### PROBLEM TO WORK ON
Please reproduce all of the data below exactly, leaving each picture out.

──────── DATASET CONTENT ────────

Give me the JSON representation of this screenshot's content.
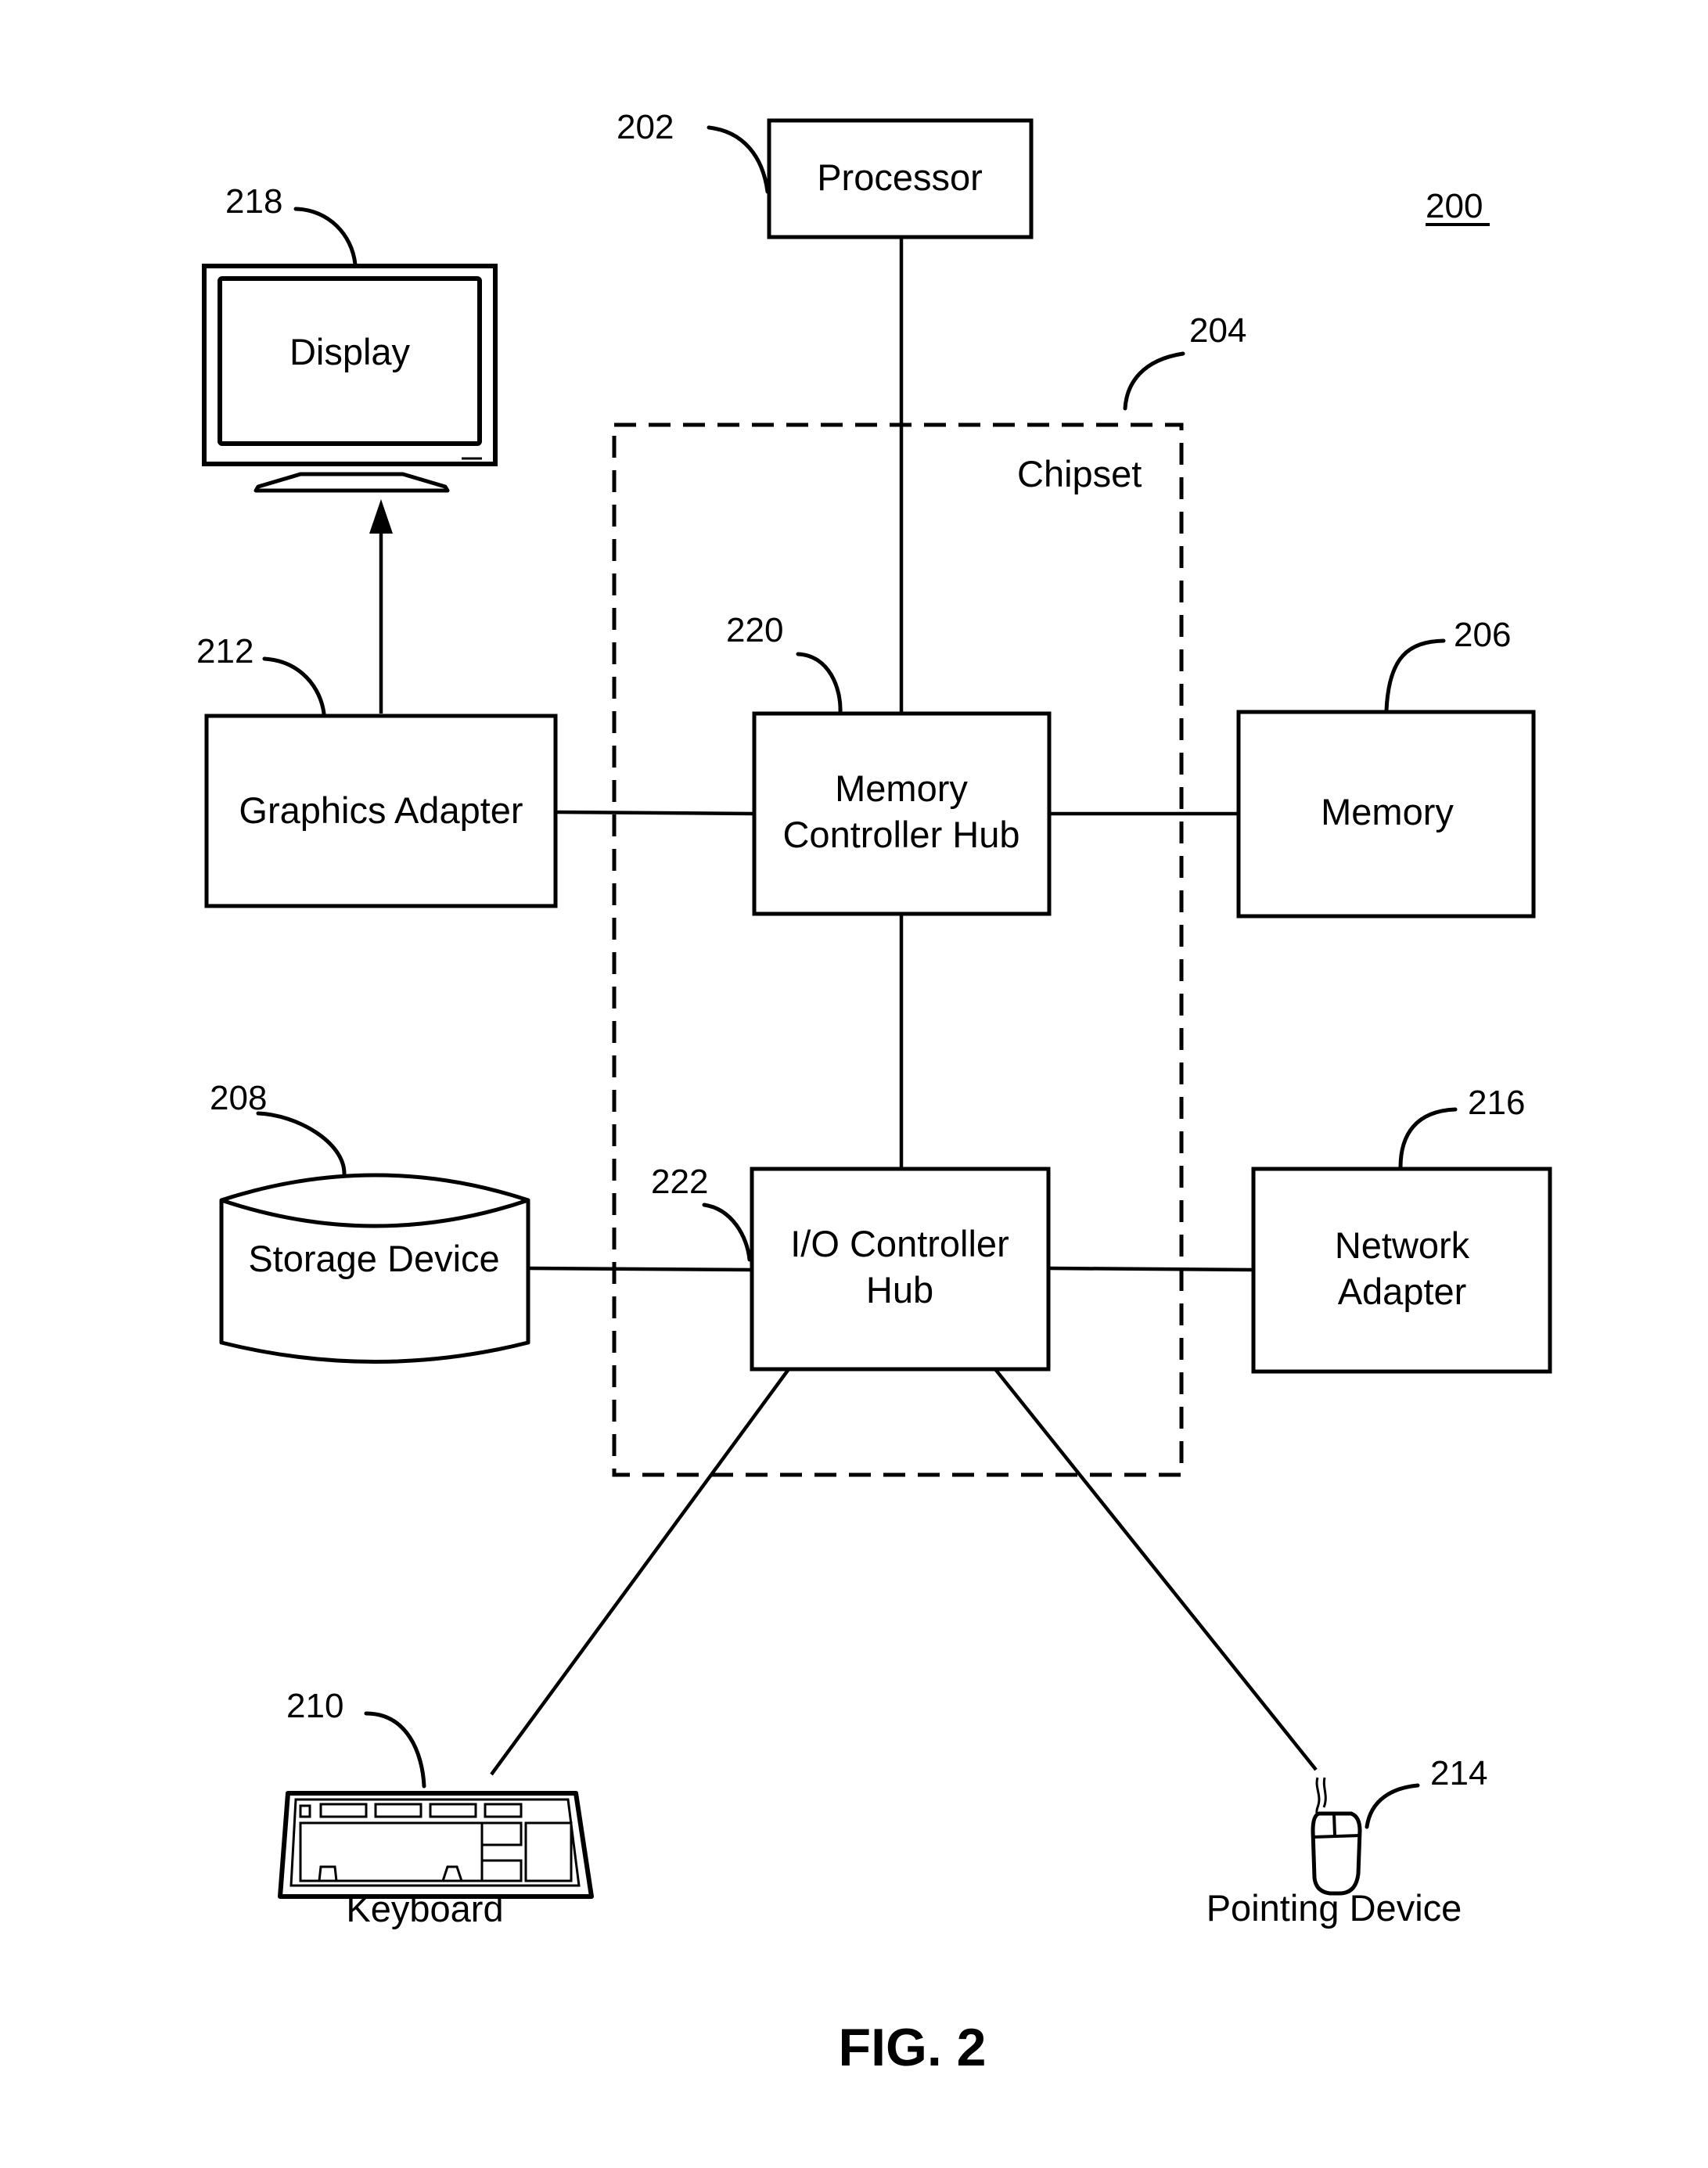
{
  "figure": {
    "caption": "FIG. 2",
    "system_ref": "200"
  },
  "components": {
    "processor": {
      "label": "Processor",
      "ref": "202"
    },
    "chipset": {
      "label": "Chipset",
      "ref": "204"
    },
    "memory": {
      "label": "Memory",
      "ref": "206"
    },
    "storage": {
      "label": "Storage Device",
      "ref": "208"
    },
    "keyboard": {
      "label": "Keyboard",
      "ref": "210"
    },
    "graphics_adapter": {
      "label": "Graphics Adapter",
      "ref": "212"
    },
    "pointing_device": {
      "label": "Pointing Device",
      "ref": "214"
    },
    "network_adapter": {
      "label_line1": "Network",
      "label_line2": "Adapter",
      "ref": "216"
    },
    "display": {
      "label": "Display",
      "ref": "218"
    },
    "memory_controller_hub": {
      "label_line1": "Memory",
      "label_line2": "Controller Hub",
      "ref": "220"
    },
    "io_controller_hub": {
      "label_line1": "I/O Controller",
      "label_line2": "Hub",
      "ref": "222"
    }
  },
  "connections": [
    [
      "processor",
      "memory_controller_hub"
    ],
    [
      "graphics_adapter",
      "memory_controller_hub"
    ],
    [
      "memory_controller_hub",
      "memory"
    ],
    [
      "memory_controller_hub",
      "io_controller_hub"
    ],
    [
      "graphics_adapter",
      "display"
    ],
    [
      "storage",
      "io_controller_hub"
    ],
    [
      "io_controller_hub",
      "network_adapter"
    ],
    [
      "io_controller_hub",
      "keyboard"
    ],
    [
      "io_controller_hub",
      "pointing_device"
    ]
  ]
}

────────

### SOLVED PROBLEM
Give me the JSON representation of this screenshot's content.
{
  "figure": {
    "caption": "FIG. 2",
    "system_ref": "200"
  },
  "components": {
    "processor": {
      "label": "Processor",
      "ref": "202"
    },
    "chipset": {
      "label": "Chipset",
      "ref": "204"
    },
    "memory": {
      "label": "Memory",
      "ref": "206"
    },
    "storage": {
      "label": "Storage Device",
      "ref": "208"
    },
    "keyboard": {
      "label": "Keyboard",
      "ref": "210"
    },
    "graphics_adapter": {
      "label": "Graphics Adapter",
      "ref": "212"
    },
    "pointing_device": {
      "label": "Pointing Device",
      "ref": "214"
    },
    "network_adapter": {
      "label_line1": "Network",
      "label_line2": "Adapter",
      "ref": "216"
    },
    "display": {
      "label": "Display",
      "ref": "218"
    },
    "memory_controller_hub": {
      "label_line1": "Memory",
      "label_line2": "Controller Hub",
      "ref": "220"
    },
    "io_controller_hub": {
      "label_line1": "I/O Controller",
      "label_line2": "Hub",
      "ref": "222"
    }
  },
  "connections": [
    [
      "processor",
      "memory_controller_hub"
    ],
    [
      "graphics_adapter",
      "memory_controller_hub"
    ],
    [
      "memory_controller_hub",
      "memory"
    ],
    [
      "memory_controller_hub",
      "io_controller_hub"
    ],
    [
      "graphics_adapter",
      "display"
    ],
    [
      "storage",
      "io_controller_hub"
    ],
    [
      "io_controller_hub",
      "network_adapter"
    ],
    [
      "io_controller_hub",
      "keyboard"
    ],
    [
      "io_controller_hub",
      "pointing_device"
    ]
  ]
}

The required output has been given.